A handy hint for us short people trying to reach the bottom of the freezer, use a siphon. All you need is a lenght of garden hose, fill it with water being careful to keep your thumbs over both ends, insert one end into the water and release making sure it stays underwater. Put the other end where you want it to drain to making sure it is lower than the first end and release. This is easier to do with a partner but not impossible by yourself. You can hang the hose out a window, into the sump or into buckets lined up. If the suction is broken on the first end (any air gets in) you will have to start over from step one. Hope this helps.
Daydreaming counts
Reply With Quote
  #7 (permalink)  
Old 02-09-2002, 07:27 AM
Jeannie's Avatar
Nine Year Member
FamilyCorner Junkie
Join Date: Jan 2002
Location: In the piney woods of Texas
Posts: 1,185
Hi There.....As I recall it takes 2 days to defrost frozen milk in the refrigerator..... Haven't done it in a long kids are grown and out of the house....However I have found milk ...real old fashioned Jersey cow whole milk in GLASS bottles in the supermarket here in husband and I are thoroughly enjoying real whole creamy milk again. *g*
Reply With Quote
  #8 (permalink)  
Old 02-09-2002, 10:46 AM
SandyWeed37's Avatar
FamilyCorner Newbie
Join Date: Feb 2002
Location: PA
Posts: 28
Freezing Milk

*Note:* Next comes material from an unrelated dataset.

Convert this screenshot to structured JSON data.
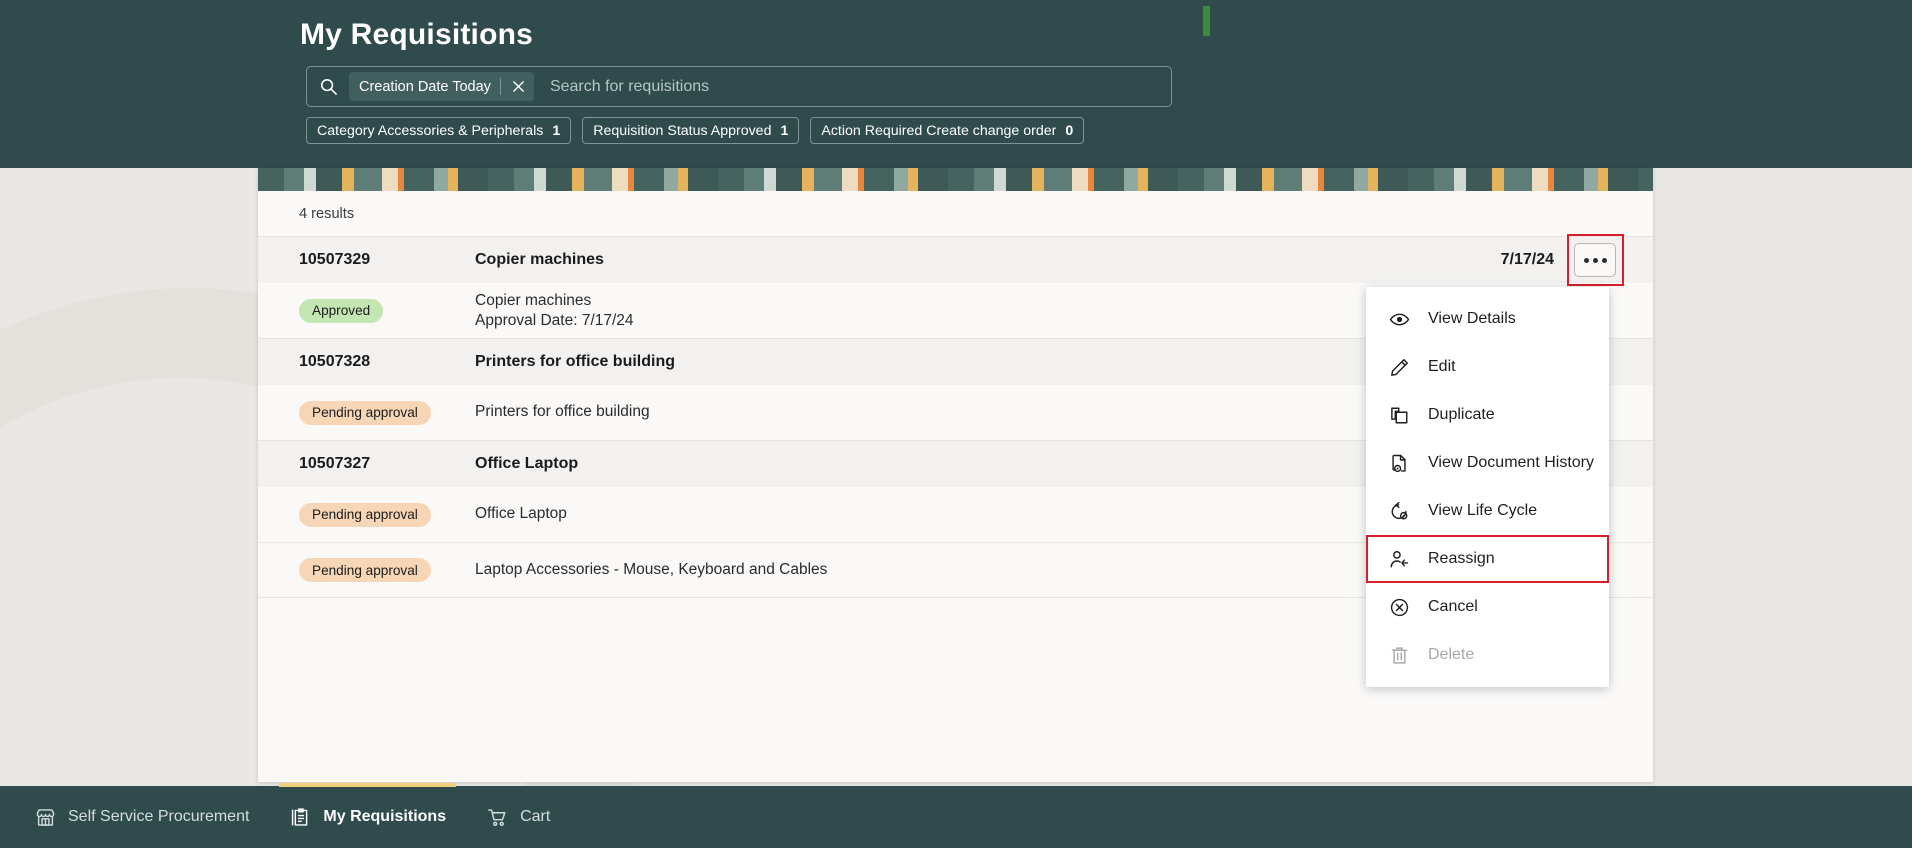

We freeze milk in gallon jugs. So far we have not had any problems in overflowing of the jugs, we don't top them off. It takes overnight if you set it in the sink,and in the frig it takes a couple of days. Have not had any problems with taste, we usually use the milk in a week or two, then replace it with more.
Reply With Quote

Related Topics
Thread Thread Starter Forum Replies Last Post
Getting a handle on Finger Foods ajrsmom Infants 1 05-11-2016 06:40 AM
The 20 Healthiest Foods for Under $1 ajrsmom Around the Kitchen Table 5 03-29-2011 03:31 AM
Stores that accept expired coupons ajrsmom Store Fliers and Great Deals!! 2 12-09-2009 03:24 AM
What Did You Do Frugal Today Section 13 AnnaInOhio What Did You Do Frugal Today 1473 04-28-2006 02:44 AM
Top 10 Foods You Should Kiss Bye-Bye Amanda Healthy Eating 9 10-12-2004 11:59 AM

Currently Active Users Viewing This Thread: 1 (0 members and 1 guests)
Thread Tools
Rate This Thread
Rate This Thread:

Posting Rules
You may not post new threads
You may not post replies
You may not post attachments
You may not edit your posts

BB code is On
Smilies are On
[IMG] code is Off
HTML code is Off
Trackbacks are Off
Pingbacks are Off
Refbacks are Off

All times are GMT -8. The time now is 11:42 PM.

Copyright © 2018 MH Sub I, LLC dba Internet Brands. All rights reserved. Use of this site indicates your consent to the Terms of Use.


Our Family FunBook is packed full of ideas from parents just like you!

Our members say that they have never found a friendlier message board community than ours!

Our kid's craft section is filled with easy ideas for creative little minds.

We have tons of free printable coloring pages to keep your little ones happy.

We offer a wide variety of free newsletters delivered right to your inbox.

Our Household Hints & Tips have a wealth of information on cleaning, organizing, and more!
Go to the funbook Go to forums Go to kid's crafts Go to printables Go to newsletters Go to Hints & Tips

Home || Newsletters || Advertising || Terms of Use || Privacy || Services || Submissions || Contact Us || Media Opportunities || Link To Us || Shop || Feedback || Staff || e-Cards || Reminder Service® is sponsored in part by...

Visit our friends --> MomsMenu | Main Street Mom | She Knows | Baby University | Personal Fitness Zone |

Copyright Notice | Privacy Policy | Terms of Use/Disclaimer